What the task asks:
Write only the number of lines in the records beneath that hold "content".

═══ Record extracts ═══

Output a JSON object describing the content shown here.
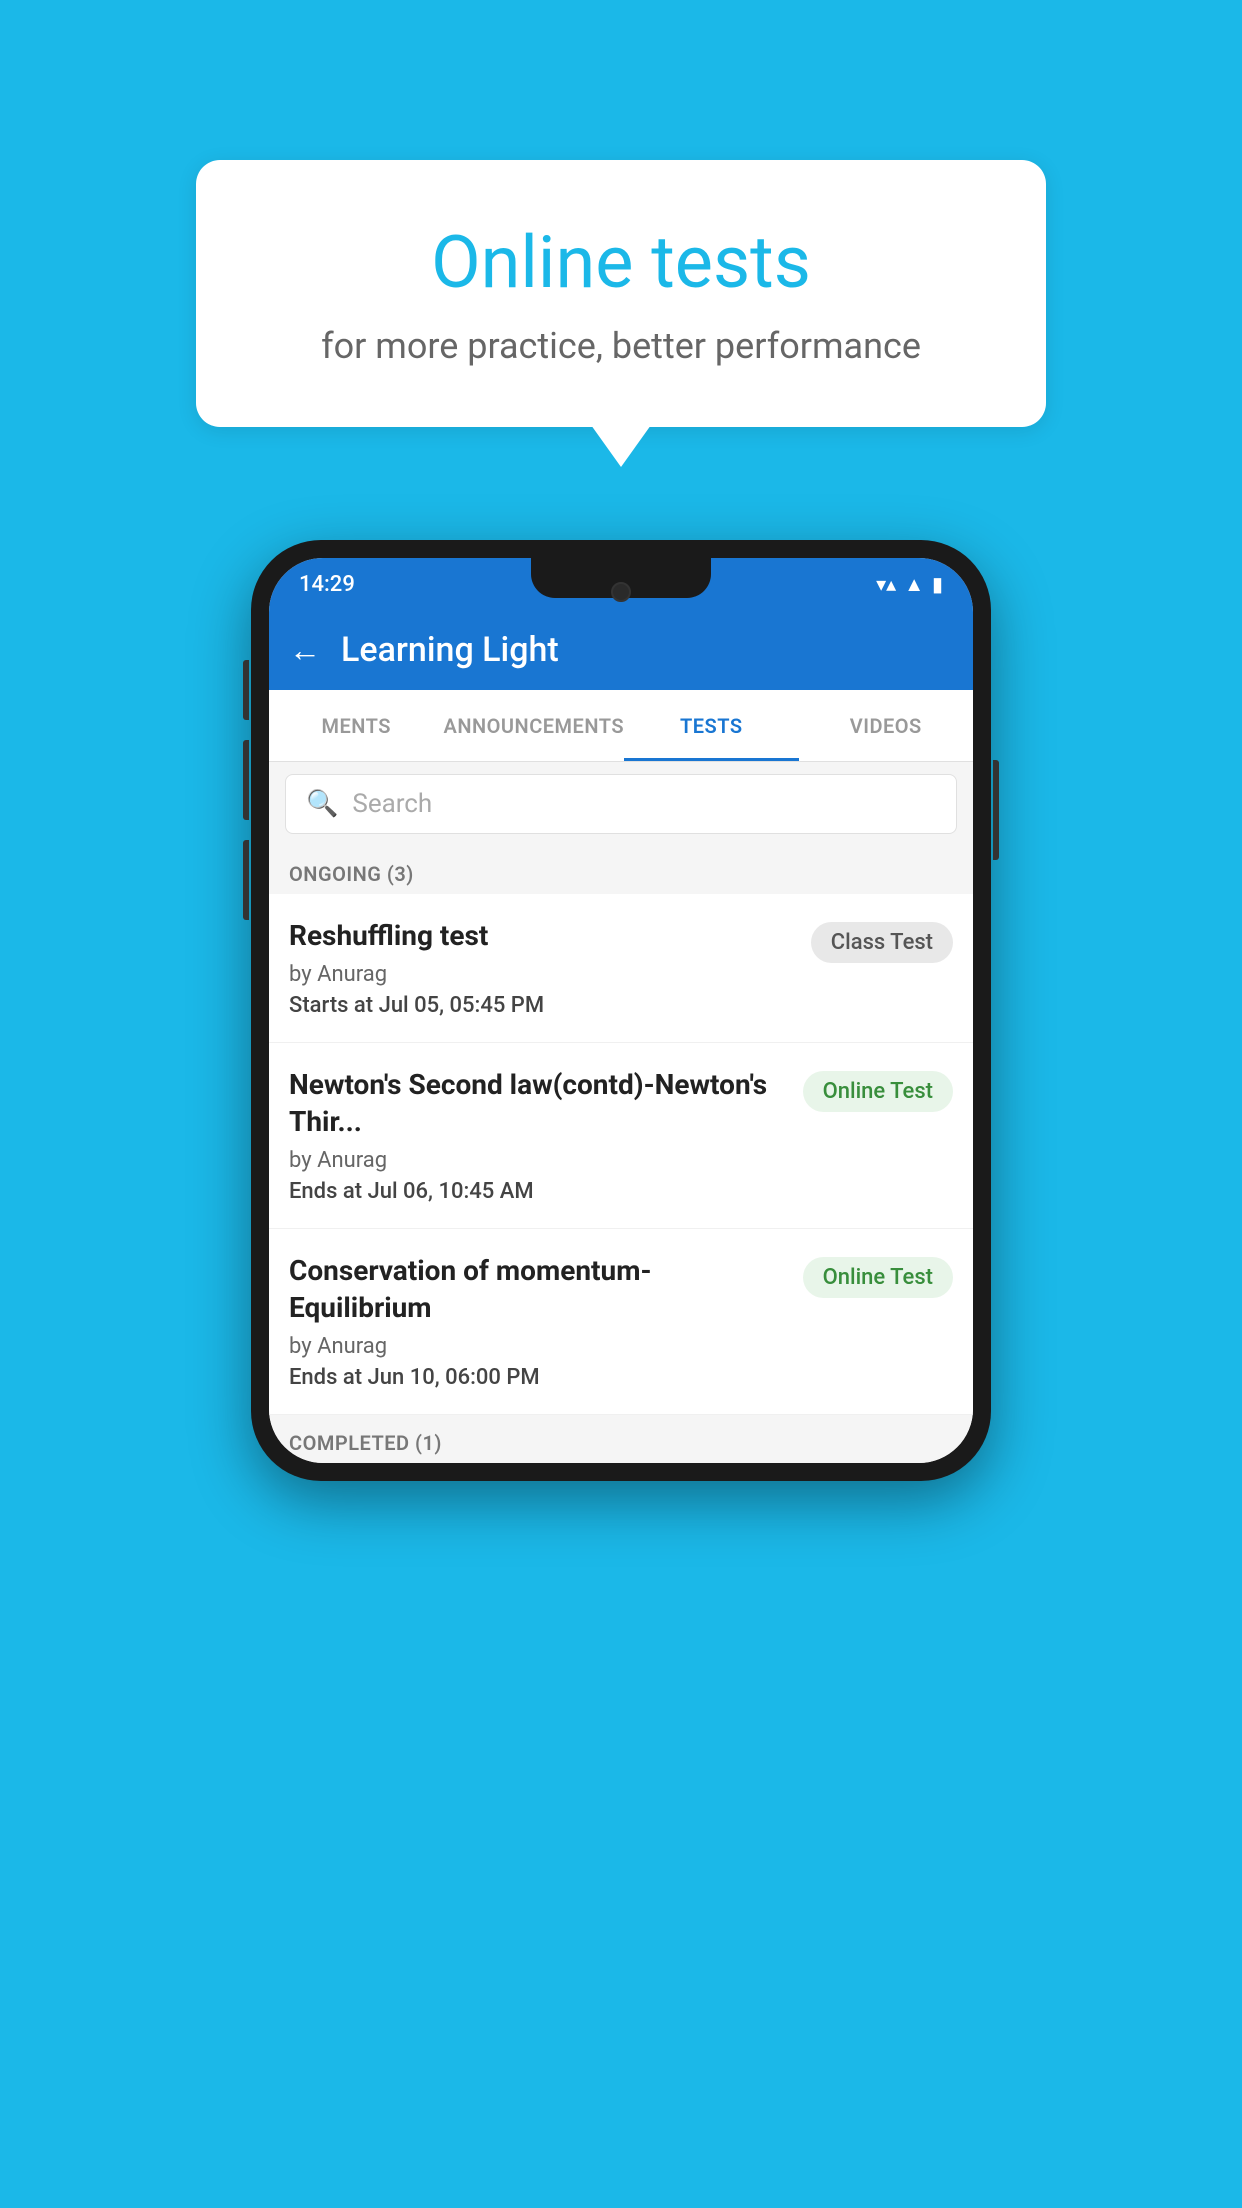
{
  "background_color": "#1BB8E8",
  "bubble": {
    "title": "Online tests",
    "subtitle": "for more practice, better performance"
  },
  "phone": {
    "status_bar": {
      "time": "14:29",
      "wifi": "▼",
      "signal": "▲",
      "battery": "▮"
    },
    "app_bar": {
      "back_label": "←",
      "title": "Learning Light"
    },
    "tabs": [
      {
        "label": "MENTS",
        "active": false
      },
      {
        "label": "ANNOUNCEMENTS",
        "active": false
      },
      {
        "label": "TESTS",
        "active": true
      },
      {
        "label": "VIDEOS",
        "active": false
      }
    ],
    "search": {
      "placeholder": "Search"
    },
    "ongoing_section": {
      "label": "ONGOING (3)"
    },
    "tests": [
      {
        "name": "Reshuffling test",
        "author": "by Anurag",
        "time_label": "Starts at",
        "time_value": "Jul 05, 05:45 PM",
        "badge": "Class Test",
        "badge_type": "class"
      },
      {
        "name": "Newton's Second law(contd)-Newton's Thir...",
        "author": "by Anurag",
        "time_label": "Ends at",
        "time_value": "Jul 06, 10:45 AM",
        "badge": "Online Test",
        "badge_type": "online"
      },
      {
        "name": "Conservation of momentum-Equilibrium",
        "author": "by Anurag",
        "time_label": "Ends at",
        "time_value": "Jun 10, 06:00 PM",
        "badge": "Online Test",
        "badge_type": "online"
      }
    ],
    "completed_section": {
      "label": "COMPLETED (1)"
    }
  }
}
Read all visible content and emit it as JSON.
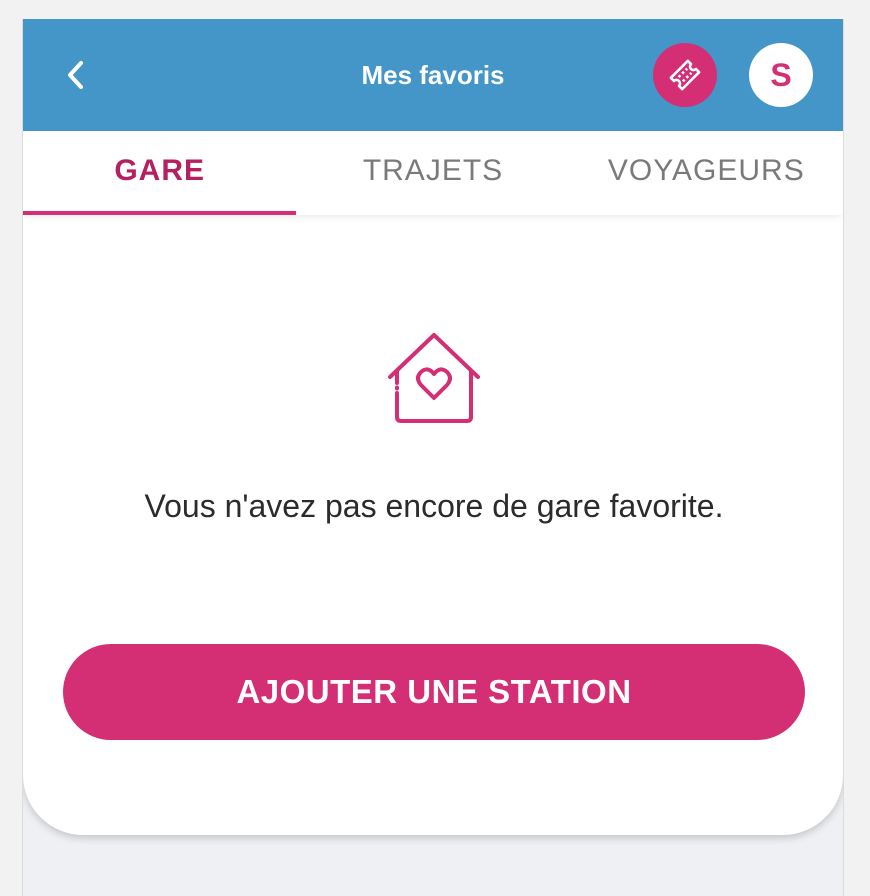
{
  "header": {
    "title": "Mes favoris",
    "back_icon": "chevron-left-icon",
    "ticket_icon": "ticket-icon",
    "avatar_initial": "S",
    "background_color": "#4396c7",
    "accent_color": "#d42f74"
  },
  "tabs": [
    {
      "label": "GARE",
      "active": true
    },
    {
      "label": "TRAJETS",
      "active": false
    },
    {
      "label": "VOYAGEURS",
      "active": false
    }
  ],
  "empty_state": {
    "icon": "house-heart-icon",
    "message": "Vous n'avez pas encore de gare favorite.",
    "button_label": "AJOUTER UNE STATION"
  }
}
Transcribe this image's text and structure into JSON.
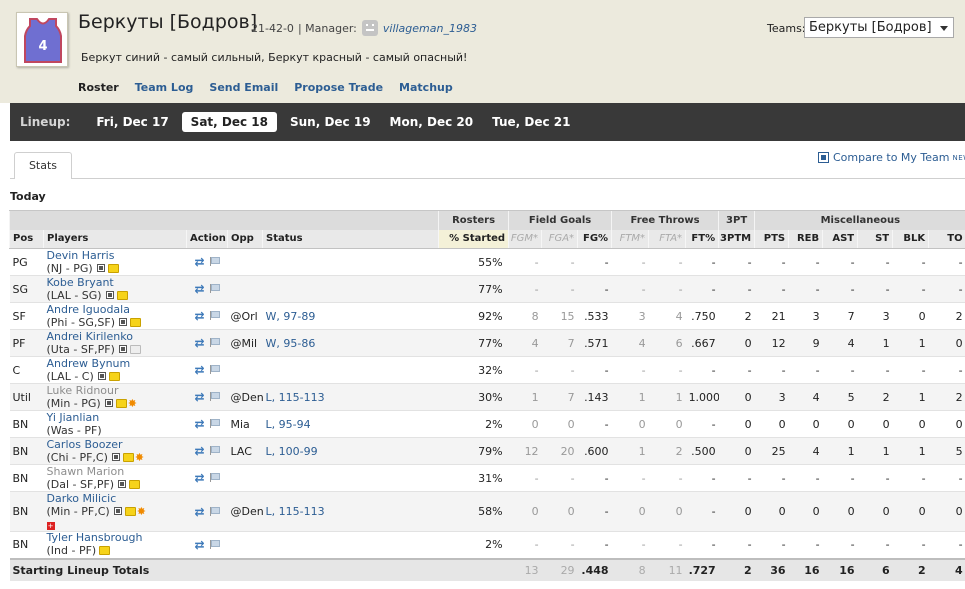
{
  "team": {
    "name": "Беркуты [Бодров]",
    "record": "21-42-0",
    "manager_label": "| Manager:",
    "manager_name": "villageman_1983",
    "motto": "Беркут синий - самый сильный, Беркут красный - самый опасный!",
    "jersey_number": "4",
    "jersey_color": "#6f6fd1",
    "jersey_trim": "#c0475f"
  },
  "team_nav": [
    "Roster",
    "Team Log",
    "Send Email",
    "Propose Trade",
    "Matchup"
  ],
  "teams_selector": {
    "label": "Teams:",
    "selected": "Беркуты [Бодров]"
  },
  "lineup": {
    "label": "Lineup:",
    "days": [
      "Fri, Dec 17",
      "Sat, Dec 18",
      "Sun, Dec 19",
      "Mon, Dec 20",
      "Tue, Dec 21"
    ],
    "active_index": 1
  },
  "tabs": {
    "stats": "Stats"
  },
  "compare": {
    "label": "Compare to My Team",
    "badge": "NEW!"
  },
  "section_title": "Today",
  "table": {
    "groups": {
      "rosters": "Rosters",
      "field_goals": "Field Goals",
      "free_throws": "Free Throws",
      "three_pt": "3PT",
      "misc": "Miscellaneous"
    },
    "columns": {
      "pos": "Pos",
      "players": "Players",
      "action": "Action",
      "opp": "Opp",
      "status": "Status",
      "started": "% Started",
      "fgm": "FGM*",
      "fga": "FGA*",
      "fgp": "FG%",
      "ftm": "FTM*",
      "fta": "FTA*",
      "ftp": "FT%",
      "tpm": "3PTM",
      "pts": "PTS",
      "reb": "REB",
      "ast": "AST",
      "st": "ST",
      "blk": "BLK",
      "to": "TO"
    },
    "rows": [
      {
        "pos": "PG",
        "name": "Devin Harris",
        "team": "(NJ - PG)",
        "opp": "",
        "status": "",
        "started": "55%",
        "fgm": "-",
        "fga": "-",
        "fgp": "-",
        "ftm": "-",
        "fta": "-",
        "ftp": "-",
        "tpm": "-",
        "pts": "-",
        "reb": "-",
        "ast": "-",
        "st": "-",
        "blk": "-",
        "to": "-"
      },
      {
        "pos": "SG",
        "name": "Kobe Bryant",
        "team": "(LAL - SG)",
        "opp": "",
        "status": "",
        "started": "77%",
        "fgm": "-",
        "fga": "-",
        "fgp": "-",
        "ftm": "-",
        "fta": "-",
        "ftp": "-",
        "tpm": "-",
        "pts": "-",
        "reb": "-",
        "ast": "-",
        "st": "-",
        "blk": "-",
        "to": "-"
      },
      {
        "pos": "SF",
        "name": "Andre Iguodala",
        "team": "(Phi - SG,SF)",
        "opp": "@Orl",
        "status": "W, 97-89",
        "started": "92%",
        "fgm": "8",
        "fga": "15",
        "fgp": ".533",
        "ftm": "3",
        "fta": "4",
        "ftp": ".750",
        "tpm": "2",
        "pts": "21",
        "reb": "3",
        "ast": "7",
        "st": "3",
        "blk": "0",
        "to": "2"
      },
      {
        "pos": "PF",
        "name": "Andrei Kirilenko",
        "team": "(Uta - SF,PF)",
        "opp": "@Mil",
        "status": "W, 95-86",
        "started": "77%",
        "fgm": "4",
        "fga": "7",
        "fgp": ".571",
        "ftm": "4",
        "fta": "6",
        "ftp": ".667",
        "tpm": "0",
        "pts": "12",
        "reb": "9",
        "ast": "4",
        "st": "1",
        "blk": "1",
        "to": "0"
      },
      {
        "pos": "C",
        "name": "Andrew Bynum",
        "team": "(LAL - C)",
        "opp": "",
        "status": "",
        "started": "32%",
        "fgm": "-",
        "fga": "-",
        "fgp": "-",
        "ftm": "-",
        "fta": "-",
        "ftp": "-",
        "tpm": "-",
        "pts": "-",
        "reb": "-",
        "ast": "-",
        "st": "-",
        "blk": "-",
        "to": "-"
      },
      {
        "pos": "Util",
        "name": "Luke Ridnour",
        "team": "(Min - PG)",
        "opp": "@Den",
        "status": "L, 115-113",
        "started": "30%",
        "fgm": "1",
        "fga": "7",
        "fgp": ".143",
        "ftm": "1",
        "fta": "1",
        "ftp": "1.000",
        "tpm": "0",
        "pts": "3",
        "reb": "4",
        "ast": "5",
        "st": "2",
        "blk": "1",
        "to": "2"
      },
      {
        "pos": "BN",
        "name": "Yi Jianlian",
        "team": "(Was - PF)",
        "opp": "Mia",
        "status": "L, 95-94",
        "started": "2%",
        "fgm": "0",
        "fga": "0",
        "fgp": "-",
        "ftm": "0",
        "fta": "0",
        "ftp": "-",
        "tpm": "0",
        "pts": "0",
        "reb": "0",
        "ast": "0",
        "st": "0",
        "blk": "0",
        "to": "0"
      },
      {
        "pos": "BN",
        "name": "Carlos Boozer",
        "team": "(Chi - PF,C)",
        "opp": "LAC",
        "status": "L, 100-99",
        "started": "79%",
        "fgm": "12",
        "fga": "20",
        "fgp": ".600",
        "ftm": "1",
        "fta": "2",
        "ftp": ".500",
        "tpm": "0",
        "pts": "25",
        "reb": "4",
        "ast": "1",
        "st": "1",
        "blk": "1",
        "to": "5"
      },
      {
        "pos": "BN",
        "name": "Shawn Marion",
        "team": "(Dal - SF,PF)",
        "opp": "",
        "status": "",
        "started": "31%",
        "fgm": "-",
        "fga": "-",
        "fgp": "-",
        "ftm": "-",
        "fta": "-",
        "ftp": "-",
        "tpm": "-",
        "pts": "-",
        "reb": "-",
        "ast": "-",
        "st": "-",
        "blk": "-",
        "to": "-"
      },
      {
        "pos": "BN",
        "name": "Darko Milicic",
        "team": "(Min - PF,C)",
        "opp": "@Den",
        "status": "L, 115-113",
        "started": "58%",
        "fgm": "0",
        "fga": "0",
        "fgp": "-",
        "ftm": "0",
        "fta": "0",
        "ftp": "-",
        "tpm": "0",
        "pts": "0",
        "reb": "0",
        "ast": "0",
        "st": "0",
        "blk": "0",
        "to": "0"
      },
      {
        "pos": "BN",
        "name": "Tyler Hansbrough",
        "team": "(Ind - PF)",
        "opp": "",
        "status": "",
        "started": "2%",
        "fgm": "-",
        "fga": "-",
        "fgp": "-",
        "ftm": "-",
        "fta": "-",
        "ftp": "-",
        "tpm": "-",
        "pts": "-",
        "reb": "-",
        "ast": "-",
        "st": "-",
        "blk": "-",
        "to": "-"
      }
    ],
    "totals": {
      "label": "Starting Lineup Totals",
      "fgm": "13",
      "fga": "29",
      "fgp": ".448",
      "ftm": "8",
      "fta": "11",
      "ftp": ".727",
      "tpm": "2",
      "pts": "36",
      "reb": "16",
      "ast": "16",
      "st": "6",
      "blk": "2",
      "to": "4"
    }
  }
}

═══

Result for this exercise:
2